He also wrote that the skit “fell short of being humorous, and felt instead, like a sharp jab at a group of people who have dedicated their lives to serving others.”

Police officers deserve respect. They risk their well-being every day for the public. But if good police officers in Baltimore are feeling any “jabs,” it is not because a comedy sketch showed two overly flirtatious officers. It is because their fellow officers have cost the department the public’s trust.

The police force is under a federal consent decree after an investigation found widespread discriminatory and unconstitutional policing practices. This year also saw members of its Gun Trace Task Force admit to stealing money, drugs and weapons, all while billing the city for overtime they didn’t work. And in August, an officer, who has since left the force, was captured in a viral video pummeling a man with punches.

Meanwhile, the homicide rate continues to climb, with more than 250 murders seen this year. One of those victims was the brother of the police department’s spokesman T.J. Smith, who recently resigned, citing “nasty mudslinging” and “political turmoil” within the department.

The same day Ryan announced he had sent the letter to Michaels, interim police commissioner Gary Tuggle held a news conference to reveal the department was shutting down its administrative operations so it could place 230 more officers on patrol. That announcement came a day after 11 people were shot in Baltimore.

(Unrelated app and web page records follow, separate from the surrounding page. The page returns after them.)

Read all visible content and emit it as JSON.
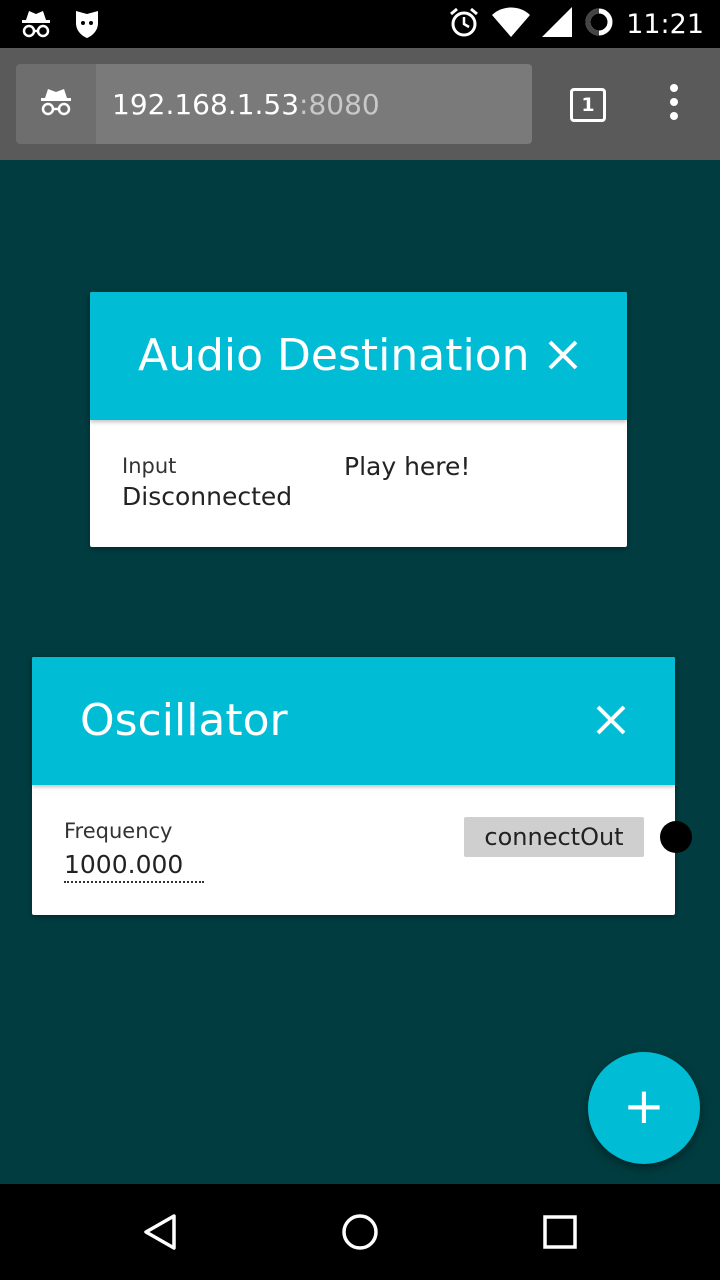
{
  "status_bar": {
    "time": "11:21",
    "left_icons": [
      "incognito-icon",
      "cat-shield-icon"
    ],
    "right_icons": [
      "alarm-icon",
      "wifi-icon",
      "signal-icon",
      "battery-icon"
    ]
  },
  "browser": {
    "url_host": "192.168.1.53",
    "url_port": ":8080",
    "tab_count": "1"
  },
  "audio_destination": {
    "title": "Audio Destination",
    "input_label": "Input",
    "input_value": "Disconnected",
    "play_text": "Play here!"
  },
  "oscillator": {
    "title": "Oscillator",
    "frequency_label": "Frequency",
    "frequency_value": "1000.000",
    "connect_label": "connectOut"
  },
  "fab": {
    "label": "+"
  },
  "colors": {
    "background": "#013d40",
    "accent": "#00bcd4",
    "toolbar": "#5a5a5a"
  }
}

“Right now, patrol is a priority; addressing this crime is a priority,” Tuggle said. “So, some things won’t get done. It is what it is. But the priority is stopping this violence.”

The volatility between the police and the public was not created overnight in Baltimore. It brewed and boiled under Ryan’s leadership. He has represented the force for the past four years, a time that saw public demonstrations over the death of Freddie Gray and lingering anger over the failure to convict any of the officers involved. After being defeated in an election last month, Ryan is expected to hand over the top union position to Baltimore Police Sgt. Michael Mancuso on Monday.

It seems strange Ryan would choose to end his tenure with a letter that would bring national attention to the department’s ills. Unless that was his intention. Maybe he does have good friends after all, including one who told him the best gift he could leave the force was a mirror to hold up to it.

His letter, after all, revealed that the police and the public have one commonality: No one is laughing in Baltimore.